I wrote this several years ago when I was still a preacher and I published it in my anonymous blog, Clergy Guy. Maybe it will help some understand more about real ministers.
I was at a ministers’ meeting feeling grumpy because I didn’t want to be there. I sat at a table with colleagues who didn’t want to be there either. I didn’t know them all, but I could see they were all ministers. Trust me, we recognize each other.
However, there was one man at the table whom I was sure was not a minister, although he was dressed like one with his dark suit and tie. He looked a little like most of us, too–big, overweight, with that indefinable quality of oddness we persons of the cloth often possess. But he wasn’t one of us, no matter how much he looked the part. I can’t tell you how I knew that, but I did. Trust me, we recognize each other.
After a few minutes, he leaned over to me and gestured toward the rest of the room where hundreds of other ministers were gathered.
“All these people sit with their classmates from seminary.” he said. “It happens at all these events. They only talk to people in their class. You ever noticed that?”
“Not really,” I said.
“Oh, it’s true,” he assured me.
No it wasn’t but I didn’t argue.
“I notice things like that,” he said importantly, “I’m a people watcher.”
“Really?” I said.
“Yeah. It’s kind of my hobby. When my wife makes me go to the mall with her, I’m never bored. I just watch all the people go by. It’s very entertaining .”
I smiled and nodded just as if I was interested. I didn’t like him. What was this guy doing here?
I looked at a friend sitting across from me. He was a high mileage minister like me who, also like me, had eschewed the conventional coat and tie for this event. He’s goofy and quite outrageous in a soft spoken manner, but he still has the pastor’s presence–that carriage of caring authority.
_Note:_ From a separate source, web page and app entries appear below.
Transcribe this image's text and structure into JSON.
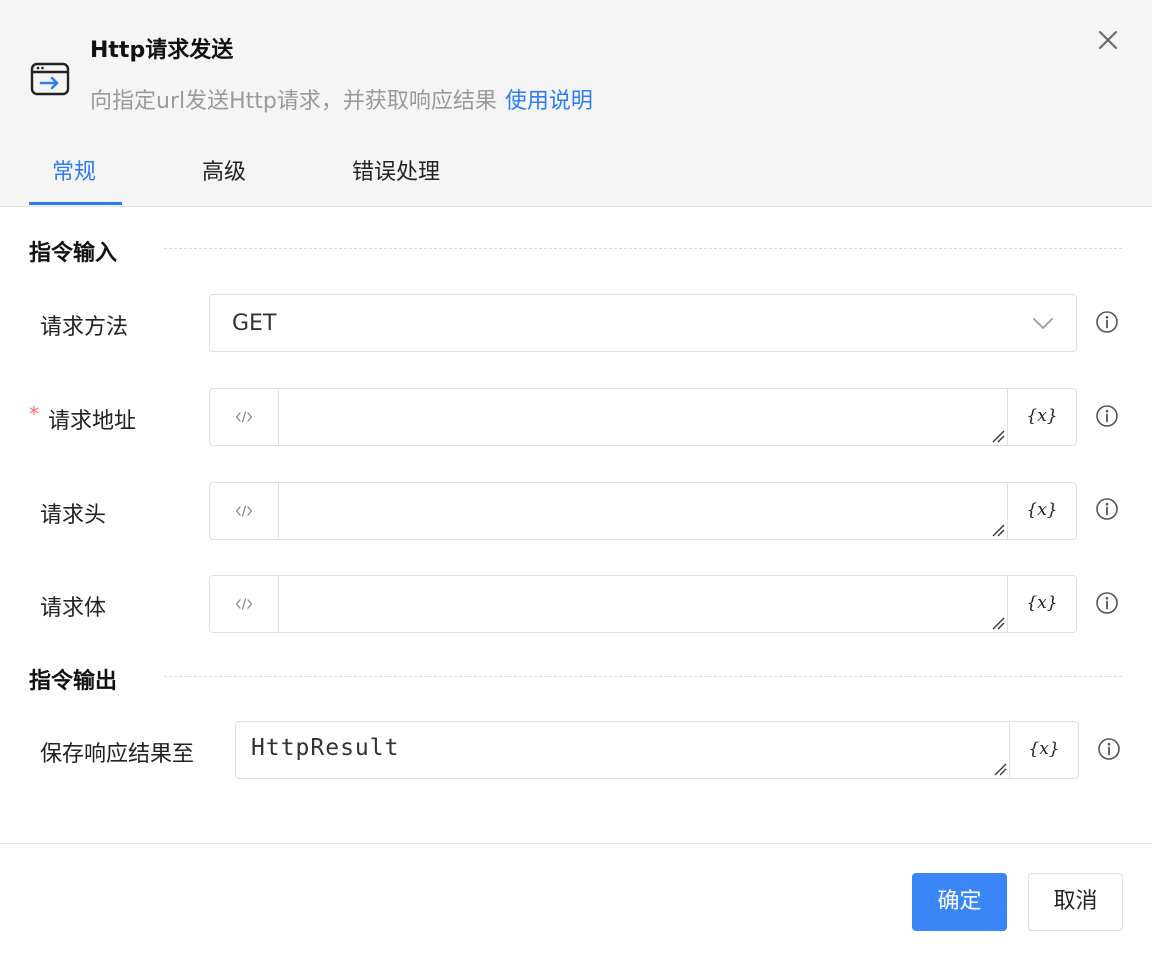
{
  "dialog": {
    "title": "Http请求发送",
    "subtitle": "向指定url发送Http请求，并获取响应结果",
    "help_link": "使用说明",
    "icon": "browser-arrow-icon",
    "close_icon": "close-icon"
  },
  "tabs": [
    {
      "label": "常规",
      "active": true
    },
    {
      "label": "高级",
      "active": false
    },
    {
      "label": "错误处理",
      "active": false
    }
  ],
  "input_section": {
    "title": "指令输入",
    "fields": {
      "method": {
        "label": "请求方法",
        "value": "GET",
        "required": false
      },
      "url": {
        "label": "请求地址",
        "value": "",
        "required": true,
        "required_mark": "*"
      },
      "headers": {
        "label": "请求头",
        "value": "",
        "required": false
      },
      "body": {
        "label": "请求体",
        "value": "",
        "required": false
      }
    },
    "variable_button_label": "{x}"
  },
  "output_section": {
    "title": "指令输出",
    "save_field": {
      "label": "保存响应结果至",
      "value": "HttpResult"
    },
    "variable_button_label": "{x}"
  },
  "footer": {
    "ok_label": "确定",
    "cancel_label": "取消"
  },
  "colors": {
    "accent": "#2d7cf6",
    "primary_button": "#3b86f7",
    "required": "#f56c6c",
    "header_bg": "#f5f5f5"
  }
}
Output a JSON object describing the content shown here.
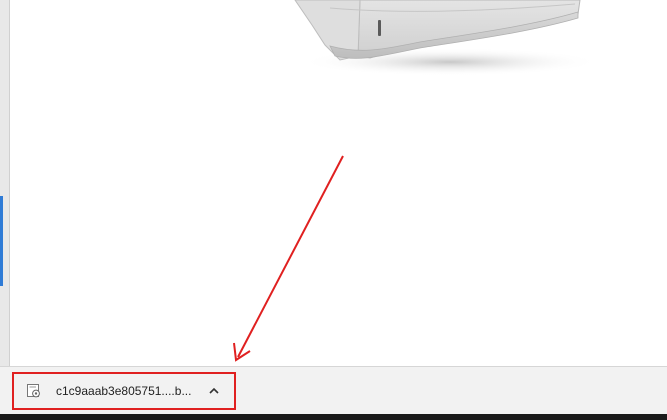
{
  "download_bar": {
    "file_name": "c1c9aaab3e805751....b...",
    "file_icon": "document-gear-icon",
    "expand_icon": "chevron-up-icon"
  },
  "annotation": {
    "color": "#e02020",
    "type": "arrow"
  },
  "colors": {
    "bar_background": "#f2f2f2",
    "highlight_border": "#e02020",
    "accent": "#2f7bd6"
  }
}
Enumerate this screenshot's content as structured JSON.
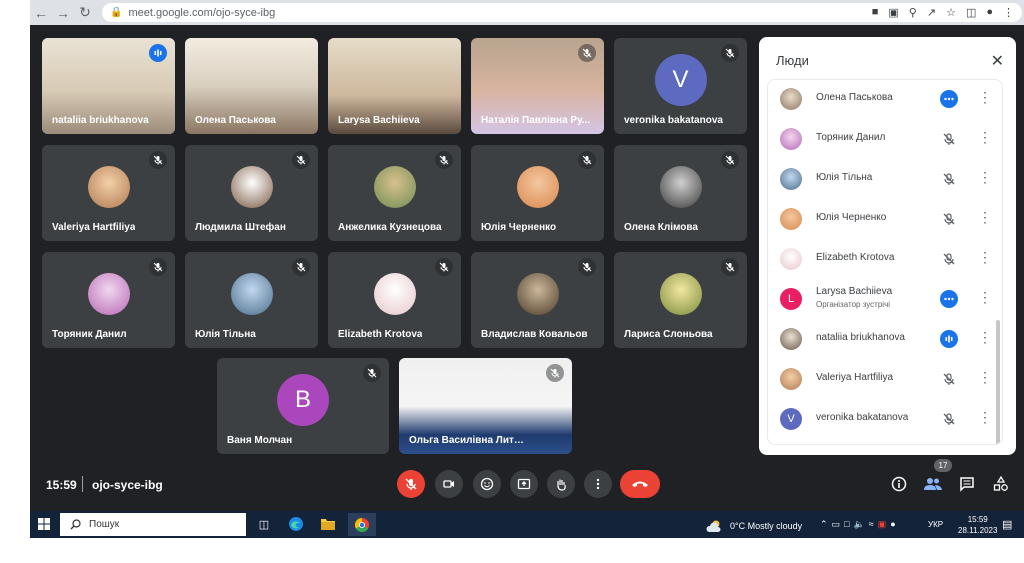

Other ministers, who were better dressed than him or me, sat on either side of him. We like to be around him because he makes us laugh. Not the fake life-of-the-party kind of laugh that we use at church socials, but the helpless belly busting laughter that sad ministers don’t get enough of.
He’s sad, too, because like the rest of us, he struggles to run a church, arbitrate ludicrous conflicts, raise money, and attract new members, while all the time he is aware that his real job is to calm the turmoil in others, comfort the grieving, and sit with the dying. Another reason for his sadness is that like the rest of us, he feels inadequate for the job.
The man who liked to watch people for entertainment did not belong with us at this table.
You see, unlike him, we don’t watch people. We watch over people. We watch for the ones who need rescue. We see the wounds and try to heal them. It’s hard work with a high failure rate, and it’s rarely entertaining. But it’s the real work that we squeeze in around the committee meetings, training seminars, building campaigns, and potluck socials.
Inside, I sneered at this guy who watches people. But now that I’m alone and have time to process, I think about what he really said to me.
He watches people who don’t see him and perhaps like me they are irritated when he insists on being noticed.
Yesterday he sat, invisible again, in a room of hundreds of ministers. He was dressed the same as everyone else, but wasn’t really one of us and he thought he had an explanation:
I’m not in their class.
Sigh. He was one of those that I’m supposed to be watching for and he was right next to me.
Like I said. High failure rate. Inadequate for the job.